The Arab states, which accuse Qatar of supporting extremism, gave Doha an extra 48 hours to meet their demands after an initial 10-day deadline expired Sunday.
Qatar said Tuesday that their demands were impossible to meet, as a deadline was fast approaching for the emirate to respond.
Foreign Minister Sheikh Mohammad bin Abdulrahman al-Thani told a news conference in Doha that the list of demands from countries isolating Qatar “is unrealistic and is not actionable.”
“It’s not about terrorism, it’s talking about shutting down the freedom of speech,” he said at a joint news conference after talks with German counterpart Sigmar Gabriel.
Sheikh Mohammad Monday handed an official response to Kuwait, which is mediating in the dispute, but its contents have not been disclosed.
He refused to give any further details Tuesday, but said Doha was looking for a solution to the month-long crisis based on dialogue.
“The state of Qatar has adopted a very constructive attitude since the beginning of the crisis.
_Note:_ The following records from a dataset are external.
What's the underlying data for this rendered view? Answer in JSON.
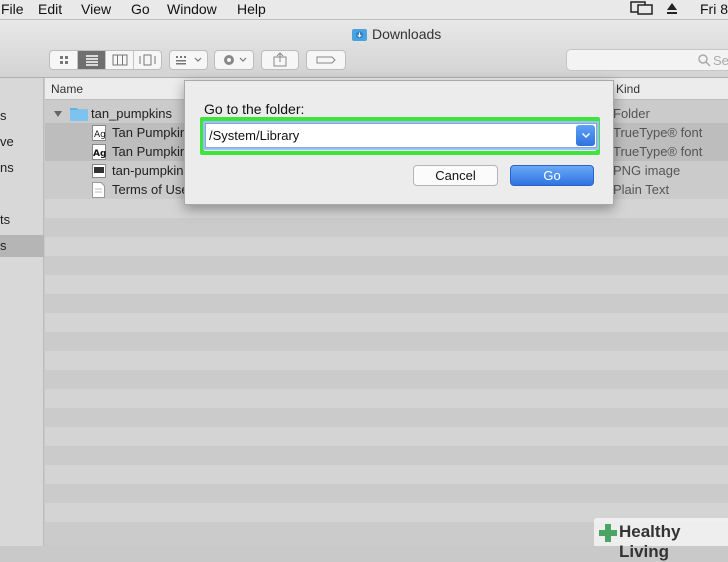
{
  "menubar": {
    "items": [
      "File",
      "Edit",
      "View",
      "Go",
      "Window",
      "Help"
    ],
    "clock": "Fri 8"
  },
  "window": {
    "title": "Downloads",
    "search_placeholder": "Sea"
  },
  "sidebar": {
    "items": [
      "s",
      "ve",
      "ns",
      "ts",
      "s"
    ]
  },
  "columns": {
    "name": "Name",
    "kind": "Kind"
  },
  "files": [
    {
      "name": "tan_pumpkins",
      "kind": "Folder",
      "icon": "folder-icon"
    },
    {
      "name": "Tan Pumpkin",
      "kind": "TrueType® font",
      "icon": "font-file-icon"
    },
    {
      "name": "Tan Pumpkin",
      "kind": "TrueType® font",
      "icon": "font-file-icon"
    },
    {
      "name": "tan-pumpkins",
      "kind": "PNG image",
      "icon": "image-file-icon"
    },
    {
      "name": "Terms of Use",
      "kind": "Plain Text",
      "icon": "text-file-icon"
    }
  ],
  "dialog": {
    "label": "Go to the folder:",
    "path_value": "/System/Library",
    "cancel_label": "Cancel",
    "go_label": "Go"
  },
  "brand": {
    "text": "Healthy Living"
  },
  "colors": {
    "highlight": "#3ce43c",
    "accent": "#2f73e0"
  }
}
We are trying to act mature and discuss the matter,” he added.
Qatar, which denies any support for extremists, has said it will not bow to pressure and that the demands seem designed to be rejected.
The country is the world’s leading producer of Liquefied Natural Gas and Tuesday the head of state-owned Qatar Petroleum said it was planning a significant production increase over the next several years.
Saad Sherida al-Kaabi told a news conference that the emirate intends to produce 100 million tons of natural gas a year by 2024, up 30 percent from current levels.
“This new project will strengthen Qatar’s leading position,” Kaabi said. “We will remain the leader of LNG for a very long time.”
Some officials have suggested if Qatar does not cooperate Riyadh and its allies could tell foreign companies to choose between doing business with them or with Doha.
Kaabi said Qatar wanted the production increase to be carried out through a joint venture with international companies but that Doha could go it alone if necessary.
“We have absolutely no fear of having the embargo in place,” he said. “If there are no companies willing to work with us we will go to 100 million [tons], 100 percent.”
Riyadh and its allies have also accused Doha of being too close to their regional arch-rival Iran, which shares an enormous gas field with Qatar in the Gulf.
The crisis has raised concerns of growing instability in the region, home to some of the world’s largest energy exporters and key Western allies who host U.S. military bases.
Qatar has pursued a more independent foreign policy than many of its neighbors, who tend to follow the lead of regional powerhouse Saudi Arabia.UAE Foreign Minister Sheikh Abdullah bin Zayed al-Nahyan said Tuesday it was “premature” to discuss what further action might be taken against Qatar.
Any measures that are taken will be “within the framework of international law,” Sheikh Abdullah said at a press conference in Abu Dhabi with Gabriel, who was on a regional tour.
“Any independent state has the right to take measures against any party,” Sheikh Abdullah said, urging Doha to listen to “the voice of reason and wisdom.”